Alyson Ashe, Tony Bélicard, Jérémie Le Pen, Peter Sarkies, Lise Frézal, Nicolas J Lehrbach, Marie-Anne Félix, Eric A Miska

RNA interference defends against viral infection in plant and animal cells. The
nematode Caenorhabditis elegans and its natural pathogen, the positive-strand RNA virus Orsay,have recently emerged as a new animal model of host-virus interaction. Using a genome-wide association study in C. elegans wild populations and quantitative trait locus mapping, we identify a 159 base-pair deletion in the conserved drh-1 gene (encoding a RIG-I-like helicase) as a major determinant of viral sensitivity. We show that DRH-1 is required for the initiation of an antiviral RNAi pathway and the generation of virus-derived siRNAs (viRNAs). In mammals, RIG-I-domain containing proteins trigger an interferon-based innate immunity pathway in response to RNA virus infection. Our work in C. elegans demonstrates that the RIG-I domain has an ancient role in viral recognition. We propose that RIG-I acts as modular viral recognition factor that couples viral recognition to different effector pathways including RNAi and interferon responses.

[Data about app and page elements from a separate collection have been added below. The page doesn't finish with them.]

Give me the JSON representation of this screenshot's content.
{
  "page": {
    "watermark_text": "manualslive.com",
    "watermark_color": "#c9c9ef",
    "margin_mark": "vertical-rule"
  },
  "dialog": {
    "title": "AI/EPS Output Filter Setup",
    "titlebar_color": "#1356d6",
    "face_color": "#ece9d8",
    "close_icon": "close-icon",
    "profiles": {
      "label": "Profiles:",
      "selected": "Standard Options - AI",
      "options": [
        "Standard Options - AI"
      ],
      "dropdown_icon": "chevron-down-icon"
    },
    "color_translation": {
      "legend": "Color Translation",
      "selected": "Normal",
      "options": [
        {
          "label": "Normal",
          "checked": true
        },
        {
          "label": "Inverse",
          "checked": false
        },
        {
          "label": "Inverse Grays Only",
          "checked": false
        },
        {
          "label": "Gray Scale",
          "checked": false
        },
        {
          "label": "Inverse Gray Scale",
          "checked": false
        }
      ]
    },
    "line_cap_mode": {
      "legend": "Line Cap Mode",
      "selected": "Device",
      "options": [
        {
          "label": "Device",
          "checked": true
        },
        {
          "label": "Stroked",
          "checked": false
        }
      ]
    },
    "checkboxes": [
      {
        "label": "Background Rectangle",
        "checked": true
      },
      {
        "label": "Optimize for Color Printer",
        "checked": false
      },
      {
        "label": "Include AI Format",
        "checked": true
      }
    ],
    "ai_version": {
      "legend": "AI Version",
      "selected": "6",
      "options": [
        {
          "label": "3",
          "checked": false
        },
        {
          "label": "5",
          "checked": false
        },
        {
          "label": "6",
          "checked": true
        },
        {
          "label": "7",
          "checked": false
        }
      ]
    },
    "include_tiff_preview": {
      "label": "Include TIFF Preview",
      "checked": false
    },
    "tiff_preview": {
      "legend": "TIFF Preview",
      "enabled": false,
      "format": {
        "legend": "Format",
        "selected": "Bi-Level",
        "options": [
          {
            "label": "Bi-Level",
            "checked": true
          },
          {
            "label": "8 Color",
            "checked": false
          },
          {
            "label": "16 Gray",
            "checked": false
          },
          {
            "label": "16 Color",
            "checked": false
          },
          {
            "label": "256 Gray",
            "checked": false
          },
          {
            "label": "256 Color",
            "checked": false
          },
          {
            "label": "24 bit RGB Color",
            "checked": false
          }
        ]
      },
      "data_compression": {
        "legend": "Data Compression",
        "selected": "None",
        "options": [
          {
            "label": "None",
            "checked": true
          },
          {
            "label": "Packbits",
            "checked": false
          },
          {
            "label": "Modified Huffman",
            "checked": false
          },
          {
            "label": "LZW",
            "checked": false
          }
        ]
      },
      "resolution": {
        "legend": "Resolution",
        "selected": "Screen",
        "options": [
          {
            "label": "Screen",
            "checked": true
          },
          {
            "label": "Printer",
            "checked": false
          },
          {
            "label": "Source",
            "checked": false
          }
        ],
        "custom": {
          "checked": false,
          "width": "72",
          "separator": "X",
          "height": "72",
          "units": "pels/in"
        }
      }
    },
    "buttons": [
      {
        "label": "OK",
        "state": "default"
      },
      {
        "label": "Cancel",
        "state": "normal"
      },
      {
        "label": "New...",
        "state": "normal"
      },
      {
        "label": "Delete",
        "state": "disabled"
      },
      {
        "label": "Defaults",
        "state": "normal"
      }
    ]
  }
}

Ashe et al. eLife 2013;2:e00994. DOI: 10.7554/eLife.00994